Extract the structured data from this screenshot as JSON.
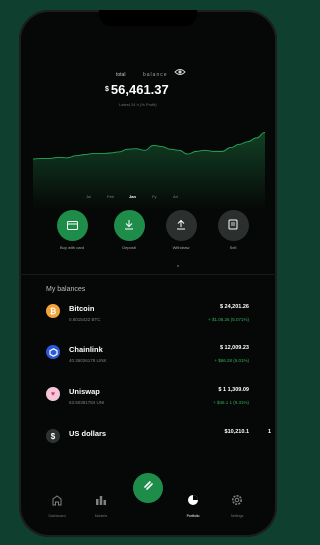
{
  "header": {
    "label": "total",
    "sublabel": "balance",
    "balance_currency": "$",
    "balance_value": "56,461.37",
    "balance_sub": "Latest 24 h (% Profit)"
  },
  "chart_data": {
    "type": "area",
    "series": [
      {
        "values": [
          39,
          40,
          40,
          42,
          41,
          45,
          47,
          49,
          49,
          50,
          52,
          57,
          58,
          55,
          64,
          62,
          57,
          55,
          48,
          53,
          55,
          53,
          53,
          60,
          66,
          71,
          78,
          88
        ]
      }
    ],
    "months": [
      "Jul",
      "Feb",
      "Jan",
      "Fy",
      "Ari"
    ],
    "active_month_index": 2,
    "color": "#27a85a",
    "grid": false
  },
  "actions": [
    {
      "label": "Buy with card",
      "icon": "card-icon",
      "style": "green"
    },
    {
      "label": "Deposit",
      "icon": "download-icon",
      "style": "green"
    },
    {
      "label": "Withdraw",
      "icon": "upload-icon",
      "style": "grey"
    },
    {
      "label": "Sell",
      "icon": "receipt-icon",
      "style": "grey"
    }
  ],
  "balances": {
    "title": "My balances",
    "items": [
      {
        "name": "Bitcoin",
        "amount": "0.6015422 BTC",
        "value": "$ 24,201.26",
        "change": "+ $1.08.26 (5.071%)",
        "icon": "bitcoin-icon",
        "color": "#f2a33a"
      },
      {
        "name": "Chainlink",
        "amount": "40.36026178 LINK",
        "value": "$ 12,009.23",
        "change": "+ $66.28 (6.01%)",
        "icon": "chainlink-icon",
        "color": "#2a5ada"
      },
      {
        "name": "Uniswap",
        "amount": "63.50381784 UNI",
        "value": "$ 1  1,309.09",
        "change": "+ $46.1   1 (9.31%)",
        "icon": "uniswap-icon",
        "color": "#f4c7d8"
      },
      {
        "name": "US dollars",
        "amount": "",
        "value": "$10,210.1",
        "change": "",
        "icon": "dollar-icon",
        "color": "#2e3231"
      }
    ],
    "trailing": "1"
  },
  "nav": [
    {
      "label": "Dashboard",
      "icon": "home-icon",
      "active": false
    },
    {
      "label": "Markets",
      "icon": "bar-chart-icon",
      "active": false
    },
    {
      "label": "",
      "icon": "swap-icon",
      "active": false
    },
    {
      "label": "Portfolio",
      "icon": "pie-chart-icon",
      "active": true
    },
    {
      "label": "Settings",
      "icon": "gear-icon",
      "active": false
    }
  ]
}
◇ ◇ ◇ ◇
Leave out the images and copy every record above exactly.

Extract the structured data from this screenshot as JSON.
{
  "header": {
    "label": "total",
    "sublabel": "balance",
    "balance_currency": "$",
    "balance_value": "56,461.37",
    "balance_sub": "Latest 24 h (% Profit)"
  },
  "chart_data": {
    "type": "area",
    "series": [
      {
        "values": [
          39,
          40,
          40,
          42,
          41,
          45,
          47,
          49,
          49,
          50,
          52,
          57,
          58,
          55,
          64,
          62,
          57,
          55,
          48,
          53,
          55,
          53,
          53,
          60,
          66,
          71,
          78,
          88
        ]
      }
    ],
    "months": [
      "Jul",
      "Feb",
      "Jan",
      "Fy",
      "Ari"
    ],
    "active_month_index": 2,
    "color": "#27a85a",
    "grid": false
  },
  "actions": [
    {
      "label": "Buy with card",
      "icon": "card-icon",
      "style": "green"
    },
    {
      "label": "Deposit",
      "icon": "download-icon",
      "style": "green"
    },
    {
      "label": "Withdraw",
      "icon": "upload-icon",
      "style": "grey"
    },
    {
      "label": "Sell",
      "icon": "receipt-icon",
      "style": "grey"
    }
  ],
  "balances": {
    "title": "My balances",
    "items": [
      {
        "name": "Bitcoin",
        "amount": "0.6015422 BTC",
        "value": "$ 24,201.26",
        "change": "+ $1.08.26 (5.071%)",
        "icon": "bitcoin-icon",
        "color": "#f2a33a"
      },
      {
        "name": "Chainlink",
        "amount": "40.36026178 LINK",
        "value": "$ 12,009.23",
        "change": "+ $66.28 (6.01%)",
        "icon": "chainlink-icon",
        "color": "#2a5ada"
      },
      {
        "name": "Uniswap",
        "amount": "63.50381784 UNI",
        "value": "$ 1  1,309.09",
        "change": "+ $46.1   1 (9.31%)",
        "icon": "uniswap-icon",
        "color": "#f4c7d8"
      },
      {
        "name": "US dollars",
        "amount": "",
        "value": "$10,210.1",
        "change": "",
        "icon": "dollar-icon",
        "color": "#2e3231"
      }
    ],
    "trailing": "1"
  },
  "nav": [
    {
      "label": "Dashboard",
      "icon": "home-icon",
      "active": false
    },
    {
      "label": "Markets",
      "icon": "bar-chart-icon",
      "active": false
    },
    {
      "label": "",
      "icon": "swap-icon",
      "active": false
    },
    {
      "label": "Portfolio",
      "icon": "pie-chart-icon",
      "active": true
    },
    {
      "label": "Settings",
      "icon": "gear-icon",
      "active": false
    }
  ]
}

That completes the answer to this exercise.